==== Data records ====
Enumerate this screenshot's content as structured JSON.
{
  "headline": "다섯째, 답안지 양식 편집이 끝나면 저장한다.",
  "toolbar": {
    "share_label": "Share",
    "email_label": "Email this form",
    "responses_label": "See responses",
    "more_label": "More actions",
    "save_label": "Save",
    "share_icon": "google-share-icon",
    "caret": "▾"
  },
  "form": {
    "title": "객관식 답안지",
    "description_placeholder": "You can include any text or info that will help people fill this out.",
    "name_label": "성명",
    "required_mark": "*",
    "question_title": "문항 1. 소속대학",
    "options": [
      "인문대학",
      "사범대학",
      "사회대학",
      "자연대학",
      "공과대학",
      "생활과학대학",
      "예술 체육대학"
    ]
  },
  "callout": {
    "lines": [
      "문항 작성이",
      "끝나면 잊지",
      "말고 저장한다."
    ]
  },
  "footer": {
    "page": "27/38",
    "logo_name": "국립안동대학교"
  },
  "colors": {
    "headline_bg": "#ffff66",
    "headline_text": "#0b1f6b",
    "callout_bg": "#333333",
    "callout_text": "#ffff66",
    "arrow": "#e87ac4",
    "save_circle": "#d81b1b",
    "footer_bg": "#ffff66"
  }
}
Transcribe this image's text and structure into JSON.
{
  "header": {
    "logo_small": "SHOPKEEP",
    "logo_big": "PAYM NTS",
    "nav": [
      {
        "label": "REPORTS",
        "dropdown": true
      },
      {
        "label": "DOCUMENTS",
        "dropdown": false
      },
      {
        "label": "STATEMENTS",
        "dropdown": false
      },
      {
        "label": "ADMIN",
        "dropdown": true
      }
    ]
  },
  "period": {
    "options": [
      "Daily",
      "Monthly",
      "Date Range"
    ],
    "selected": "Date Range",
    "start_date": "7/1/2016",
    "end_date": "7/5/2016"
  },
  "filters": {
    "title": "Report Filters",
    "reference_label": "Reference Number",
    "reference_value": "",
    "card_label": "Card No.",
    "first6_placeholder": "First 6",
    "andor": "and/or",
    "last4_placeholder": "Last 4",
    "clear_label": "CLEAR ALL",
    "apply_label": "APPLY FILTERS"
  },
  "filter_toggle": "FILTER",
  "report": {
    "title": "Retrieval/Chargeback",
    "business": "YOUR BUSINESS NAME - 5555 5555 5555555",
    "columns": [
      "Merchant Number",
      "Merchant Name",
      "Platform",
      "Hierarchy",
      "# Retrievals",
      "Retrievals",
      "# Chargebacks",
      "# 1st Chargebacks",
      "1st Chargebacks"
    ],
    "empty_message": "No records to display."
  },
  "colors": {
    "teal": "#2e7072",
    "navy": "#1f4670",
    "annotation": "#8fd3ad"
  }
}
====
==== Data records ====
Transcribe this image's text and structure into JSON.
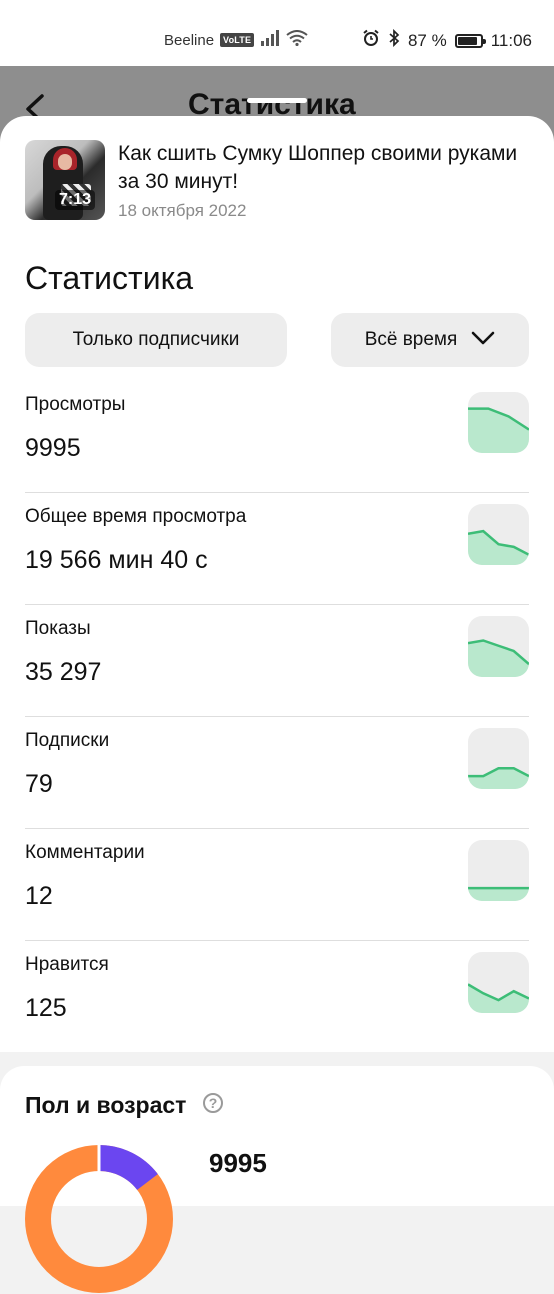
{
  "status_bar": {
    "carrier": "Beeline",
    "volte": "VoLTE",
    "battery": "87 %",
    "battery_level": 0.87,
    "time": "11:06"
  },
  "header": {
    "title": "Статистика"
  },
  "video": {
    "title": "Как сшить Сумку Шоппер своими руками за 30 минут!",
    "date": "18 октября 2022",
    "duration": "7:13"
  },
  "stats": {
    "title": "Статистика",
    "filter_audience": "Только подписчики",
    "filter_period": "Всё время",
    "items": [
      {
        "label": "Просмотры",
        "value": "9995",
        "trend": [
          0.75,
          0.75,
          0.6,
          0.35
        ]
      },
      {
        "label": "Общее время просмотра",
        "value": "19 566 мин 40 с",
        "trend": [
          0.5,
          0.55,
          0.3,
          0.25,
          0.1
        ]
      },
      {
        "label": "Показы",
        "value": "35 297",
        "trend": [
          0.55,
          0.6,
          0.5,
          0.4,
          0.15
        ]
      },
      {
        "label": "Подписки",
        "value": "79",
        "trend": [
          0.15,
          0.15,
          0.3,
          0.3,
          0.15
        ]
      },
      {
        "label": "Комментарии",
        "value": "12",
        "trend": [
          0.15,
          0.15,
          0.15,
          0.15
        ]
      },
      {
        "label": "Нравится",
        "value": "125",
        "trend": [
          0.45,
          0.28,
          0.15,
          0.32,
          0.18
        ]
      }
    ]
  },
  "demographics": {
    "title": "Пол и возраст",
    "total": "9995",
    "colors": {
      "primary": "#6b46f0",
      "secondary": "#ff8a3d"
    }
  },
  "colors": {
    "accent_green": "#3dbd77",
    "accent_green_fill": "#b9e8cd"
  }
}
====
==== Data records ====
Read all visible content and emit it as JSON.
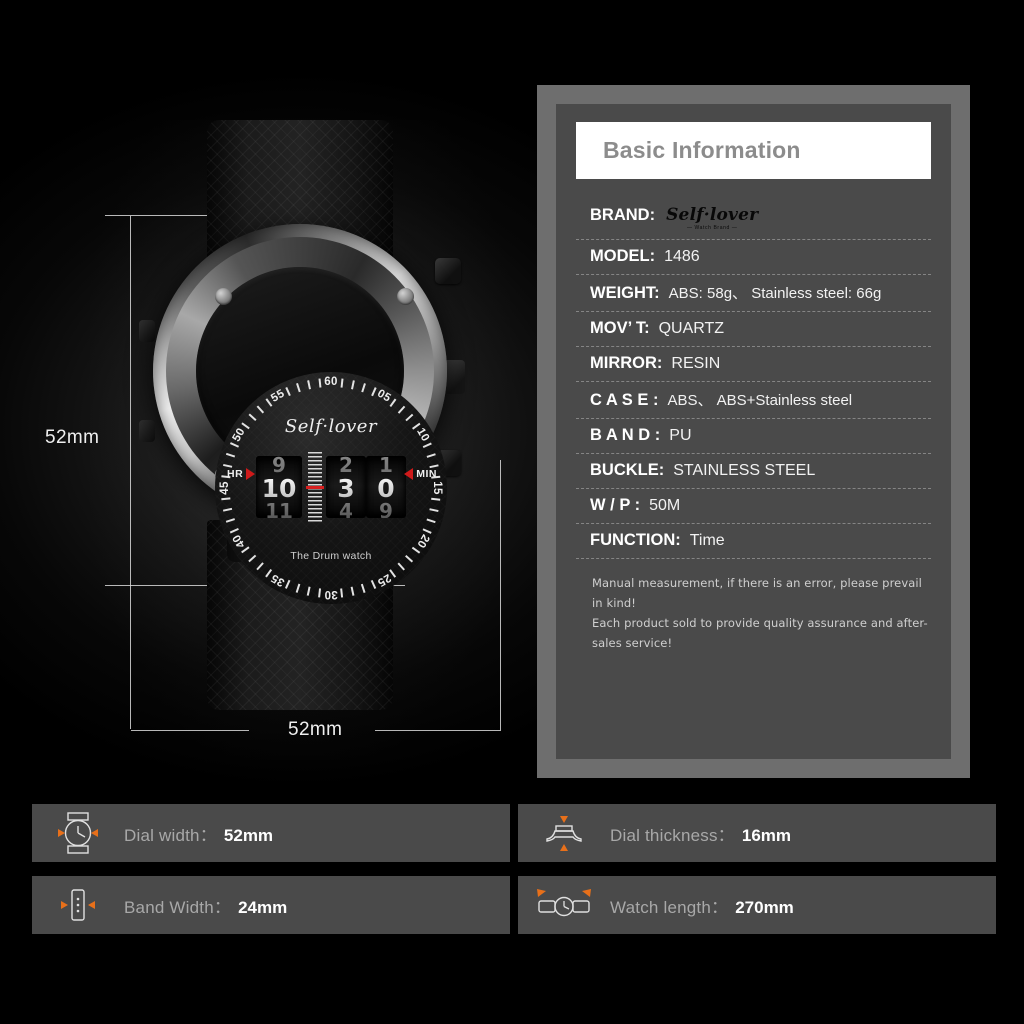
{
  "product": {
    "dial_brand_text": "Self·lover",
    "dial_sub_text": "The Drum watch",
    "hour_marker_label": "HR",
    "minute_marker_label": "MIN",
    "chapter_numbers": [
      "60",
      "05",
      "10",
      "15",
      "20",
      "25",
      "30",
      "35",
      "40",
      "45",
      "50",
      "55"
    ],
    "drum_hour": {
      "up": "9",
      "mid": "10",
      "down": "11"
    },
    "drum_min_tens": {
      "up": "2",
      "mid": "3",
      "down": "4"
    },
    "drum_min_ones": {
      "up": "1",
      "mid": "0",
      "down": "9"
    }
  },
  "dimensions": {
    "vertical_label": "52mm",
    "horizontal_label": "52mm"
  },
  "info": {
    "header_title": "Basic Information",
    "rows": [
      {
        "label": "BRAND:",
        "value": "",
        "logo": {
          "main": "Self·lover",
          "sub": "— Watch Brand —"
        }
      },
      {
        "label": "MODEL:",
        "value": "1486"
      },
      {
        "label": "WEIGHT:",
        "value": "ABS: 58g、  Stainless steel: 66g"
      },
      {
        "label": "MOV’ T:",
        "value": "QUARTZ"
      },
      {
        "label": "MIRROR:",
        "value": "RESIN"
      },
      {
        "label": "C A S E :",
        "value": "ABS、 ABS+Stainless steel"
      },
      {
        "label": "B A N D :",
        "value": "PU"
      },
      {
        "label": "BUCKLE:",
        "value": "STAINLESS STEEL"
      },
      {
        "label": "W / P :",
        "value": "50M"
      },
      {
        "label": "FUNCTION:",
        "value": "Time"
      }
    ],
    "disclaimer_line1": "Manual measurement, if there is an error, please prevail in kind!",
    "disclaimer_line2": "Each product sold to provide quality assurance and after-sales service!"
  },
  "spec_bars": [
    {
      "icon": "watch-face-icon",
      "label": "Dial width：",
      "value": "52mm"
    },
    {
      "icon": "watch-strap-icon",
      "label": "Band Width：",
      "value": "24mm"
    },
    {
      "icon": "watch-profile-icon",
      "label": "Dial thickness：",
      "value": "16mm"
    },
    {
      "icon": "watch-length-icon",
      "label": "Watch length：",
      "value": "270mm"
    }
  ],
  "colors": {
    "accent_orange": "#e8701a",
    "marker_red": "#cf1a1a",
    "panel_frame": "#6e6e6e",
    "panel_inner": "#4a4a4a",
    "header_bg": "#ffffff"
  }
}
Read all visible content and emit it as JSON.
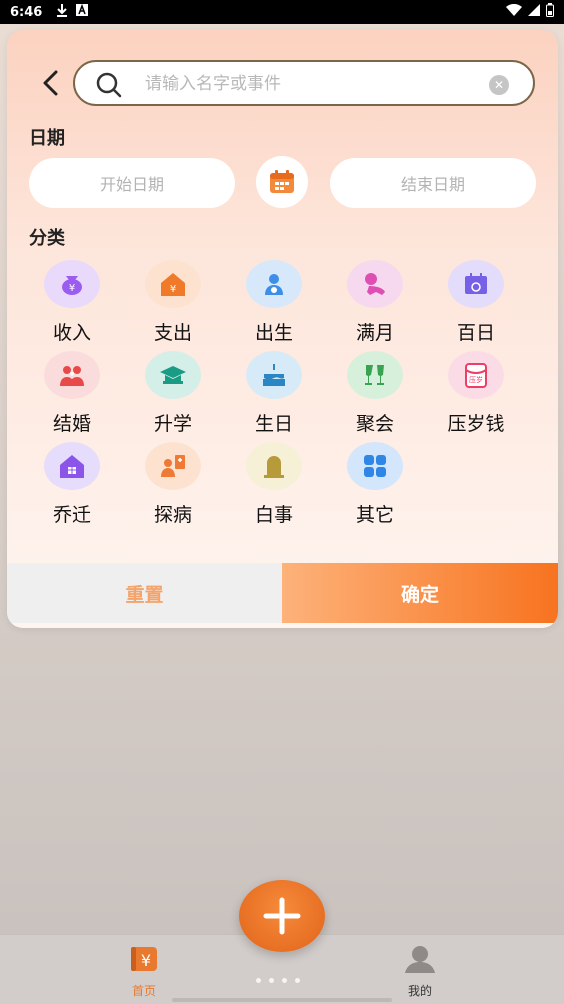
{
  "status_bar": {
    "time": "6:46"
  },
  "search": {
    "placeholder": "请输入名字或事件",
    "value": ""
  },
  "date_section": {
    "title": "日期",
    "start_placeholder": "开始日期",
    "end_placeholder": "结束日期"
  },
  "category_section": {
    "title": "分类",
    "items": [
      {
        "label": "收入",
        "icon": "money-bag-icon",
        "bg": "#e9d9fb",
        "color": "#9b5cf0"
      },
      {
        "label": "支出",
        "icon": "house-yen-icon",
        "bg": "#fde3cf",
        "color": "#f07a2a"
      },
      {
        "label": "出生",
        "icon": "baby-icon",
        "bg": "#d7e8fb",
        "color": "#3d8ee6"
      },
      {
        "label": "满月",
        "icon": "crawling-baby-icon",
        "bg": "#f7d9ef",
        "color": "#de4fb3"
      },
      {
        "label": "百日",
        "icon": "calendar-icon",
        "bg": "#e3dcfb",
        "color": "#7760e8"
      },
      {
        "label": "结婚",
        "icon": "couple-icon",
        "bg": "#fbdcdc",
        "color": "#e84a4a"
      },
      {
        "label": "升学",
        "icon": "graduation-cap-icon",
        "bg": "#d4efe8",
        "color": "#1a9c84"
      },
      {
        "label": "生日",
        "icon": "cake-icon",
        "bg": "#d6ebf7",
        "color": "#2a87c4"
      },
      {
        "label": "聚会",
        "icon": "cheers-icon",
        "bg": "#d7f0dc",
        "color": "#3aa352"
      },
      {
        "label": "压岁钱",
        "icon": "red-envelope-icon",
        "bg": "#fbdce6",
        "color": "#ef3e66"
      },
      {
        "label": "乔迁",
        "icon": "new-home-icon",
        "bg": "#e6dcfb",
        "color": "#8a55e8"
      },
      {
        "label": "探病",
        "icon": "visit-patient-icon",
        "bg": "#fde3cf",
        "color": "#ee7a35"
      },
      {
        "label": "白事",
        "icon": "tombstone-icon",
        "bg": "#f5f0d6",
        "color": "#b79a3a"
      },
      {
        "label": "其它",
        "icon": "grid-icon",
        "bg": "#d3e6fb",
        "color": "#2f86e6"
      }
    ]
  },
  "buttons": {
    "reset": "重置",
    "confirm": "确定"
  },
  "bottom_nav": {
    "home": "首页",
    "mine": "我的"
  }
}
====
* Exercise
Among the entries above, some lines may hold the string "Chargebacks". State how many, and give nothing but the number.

* Output of the exercise
3